There’s an old cliché in Cleveland, one that’s been minted on T-shirts and adopted as an unofficial Browns motto: “There’s always next year.” It encapsulates the city’s consciously misguided, yet enduring, sense of hope.
But at this point, so many next years have piled up that an entire generation of Browns fans has come to know the team only as perennial losers — and, by now, many of the Dawg Pound superfans who defined the city’s sporting culture in the ’80s and ’90s have vanished from the stands. Those who are left — fans like Dawg Face and D. Dawg — have become an ever-shrinking subculture in Northeast Ohio, custodians of the fading memory of the Browns as a gritty and formidable football team, one that, between ’86 and ’89, played in three out of four A.F.C. championship games, and, in the 1950s and ’60s, won four N.F.L. championships.

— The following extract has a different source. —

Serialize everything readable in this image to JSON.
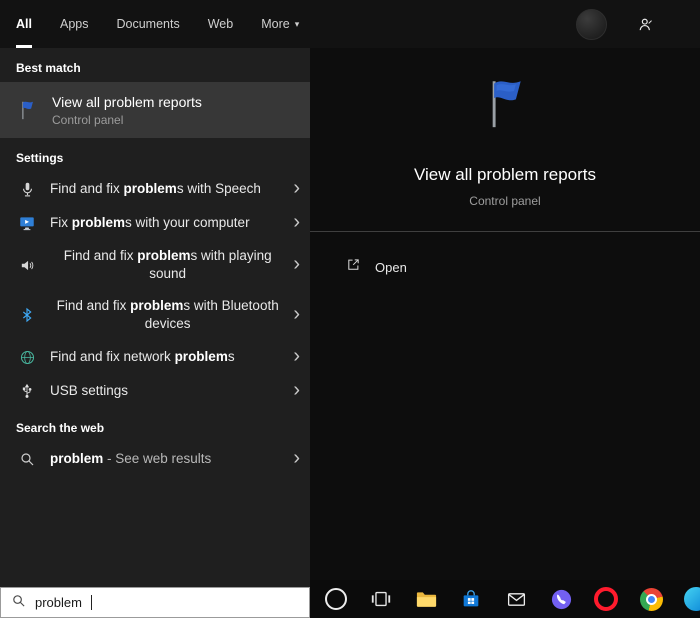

As the fan base has changed, so, too, has the nature of the Dawg Pound itself. Heightened security measures have made the section less rowdy and more family friendly, and have prevented fans from carrying in some of their more distinctive flair. Mr. Erwin, for example, was barred from carrying in both his large orange bone (a potential weapon) and his cowbell (a “noise maker”). Far from the intimidating fan section it once was, the Dawg Pound became, in the words of one commentator, “a surly collection of unsatisfied fans.”

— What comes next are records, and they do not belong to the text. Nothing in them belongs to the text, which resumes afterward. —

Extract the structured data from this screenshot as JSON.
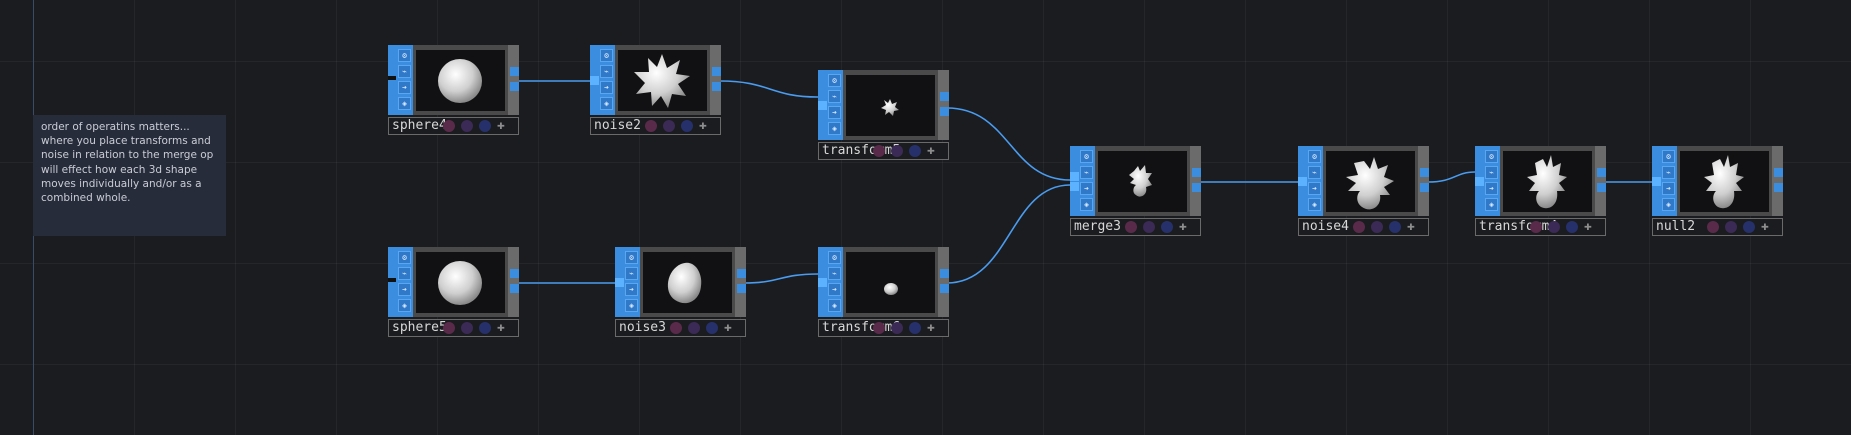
{
  "comment": {
    "text": "order of operatins matters... where you place transforms and noise in relation to the merge op will effect how each 3d shape moves individually and/or as a combined whole."
  },
  "nodes": [
    {
      "id": "sphere4",
      "name": "sphere4",
      "preview": "sphere-large",
      "ports_in": 0
    },
    {
      "id": "noise2",
      "name": "noise2",
      "preview": "spiky-blob-large",
      "ports_in": 1
    },
    {
      "id": "transform5",
      "name": "transform5",
      "preview": "spiky-blob-small",
      "ports_in": 1
    },
    {
      "id": "sphere5",
      "name": "sphere5",
      "preview": "sphere-large",
      "ports_in": 0
    },
    {
      "id": "noise3",
      "name": "noise3",
      "preview": "smooth-blob",
      "ports_in": 1
    },
    {
      "id": "transform6",
      "name": "transform6",
      "preview": "smooth-blob-small",
      "ports_in": 1
    },
    {
      "id": "merge3",
      "name": "merge3",
      "preview": "merged-small",
      "ports_in": 2
    },
    {
      "id": "noise4",
      "name": "noise4",
      "preview": "merged-spiky",
      "ports_in": 1
    },
    {
      "id": "transform4",
      "name": "transform4",
      "preview": "merged-spiky-tall",
      "ports_in": 1
    },
    {
      "id": "null2",
      "name": "null2",
      "preview": "merged-spiky-tall",
      "ports_in": 1
    }
  ],
  "connections": [
    {
      "from": "sphere4",
      "to": "noise2"
    },
    {
      "from": "noise2",
      "to": "transform5"
    },
    {
      "from": "transform5",
      "to": "merge3"
    },
    {
      "from": "sphere5",
      "to": "noise3"
    },
    {
      "from": "noise3",
      "to": "transform6"
    },
    {
      "from": "transform6",
      "to": "merge3"
    },
    {
      "from": "merge3",
      "to": "noise4"
    },
    {
      "from": "noise4",
      "to": "transform4"
    },
    {
      "from": "transform4",
      "to": "null2"
    }
  ],
  "colors": {
    "background": "#1b1c20",
    "accent": "#3b8de0",
    "wire": "#4a9cf0",
    "comment_bg": "#272c3b"
  },
  "icons": {
    "side": [
      "gear-icon",
      "wand-icon",
      "arrow-right-icon",
      "cube-icon"
    ],
    "flags": [
      "bypass-flag-icon",
      "lock-flag-icon",
      "display-flag-icon",
      "add-icon"
    ]
  }
}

“Back in the day, it was rare to see more than one, maybe two fans from the opposing team in the Dawg Pound,” Mr. Kochever said. “Now they come in like it’s nothing.”
“I try to keep the fire burning with my kids and with the younger fans,” said Mr. Erwin, a season-ticket holder since 1978. “But they don’t know what it’s like to be loyal to a team through bad times. For them, it’s easier to jump on the bandwagon of a team that’s winning — and laugh at those of us who don’t.”

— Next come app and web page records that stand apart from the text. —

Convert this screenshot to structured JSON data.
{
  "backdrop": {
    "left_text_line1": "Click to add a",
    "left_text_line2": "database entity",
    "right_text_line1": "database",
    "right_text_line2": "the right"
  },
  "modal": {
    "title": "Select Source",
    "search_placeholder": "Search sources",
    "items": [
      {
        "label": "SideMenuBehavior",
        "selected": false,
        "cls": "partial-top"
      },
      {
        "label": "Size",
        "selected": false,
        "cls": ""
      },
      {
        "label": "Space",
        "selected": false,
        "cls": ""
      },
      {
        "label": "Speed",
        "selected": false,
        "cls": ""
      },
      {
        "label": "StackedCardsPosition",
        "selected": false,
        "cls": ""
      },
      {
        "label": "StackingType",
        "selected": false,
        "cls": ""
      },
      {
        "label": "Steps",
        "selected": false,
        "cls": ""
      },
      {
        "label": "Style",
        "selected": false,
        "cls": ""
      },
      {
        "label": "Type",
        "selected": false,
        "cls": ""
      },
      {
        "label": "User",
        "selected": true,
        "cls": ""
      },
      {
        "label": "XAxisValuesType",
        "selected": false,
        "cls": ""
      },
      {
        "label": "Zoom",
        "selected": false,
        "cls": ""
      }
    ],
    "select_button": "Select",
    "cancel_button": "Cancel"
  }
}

When you ask Browns fans why they still support their team, you’re met with something of a refrain.
Cleveland is a football city, people around here say, and the Browns will eventually turn things around. There’s a sense of logical inevitability. This, after all, is “Believeland,” where residents who have endured a long series of devastating defeats — Red Right 88, The Drive, The Fumble, The Shot, Jose Mesa’s blown save in the ninth inning of the ’97 World Series — still find a way to hope against hope.
And in football, Browns fans say, the winds of fortune change — or can change — on a year-to-year basis. Look no further than Sunday’s Super Bowl, which includes the Philadelphia Eagles — the worst team in their division last year. One good draft, the collective belief around here goes, and it could all turn around.
But there’s something, too, about the enduring effect that Dawg Pound culture has had on the psyche in Northeast Ohio. All those Browns songs from the 1980s, the ones that were piped over the radio and into people’s cars and homes? “I still know the words to all of those,” said Susie Welch, who grew up in Cleveland’s West Side and attended games in the Dawg Pound at the old Municipal Stadium. “It was part of a culture that enveloped the whole city.”
And that culture, by way of a kind of Browns-fans diaspora, has spread through the country — and around the world. Ms. Welch, who left Cleveland for Madison, Wis., some 20 years ago and subsequently founded the Mad City fan club, is one of tens of thousands of registered members of Browns Backers Worldwide, a nonprofit organization with over 300 clubs in more than a dozen countries.
“We’re just always going to support the Browns,” Ms. Welch said, “win or lose — or lose even worse,” she said with a laugh.
“We’ve got two of the best teams in their respective leagues,” said Justin Eckert, a 32-year-old Dawg Pound fan, referring to the Cavaliers and the Indians. “But put on sports talk radio in the morning and what do you hear? Browns, Browns, Browns.”
“There’s a lot of fans out there,” said Dan Eckert, Justin’s father. “They have a real love for the Browns — they’re just lying dormant right now. But when we start winning again, everybody in Cleveland will be coming out of the woodwork. We’ll be bigger than the Cavs and the Indians combined. Just you wait.”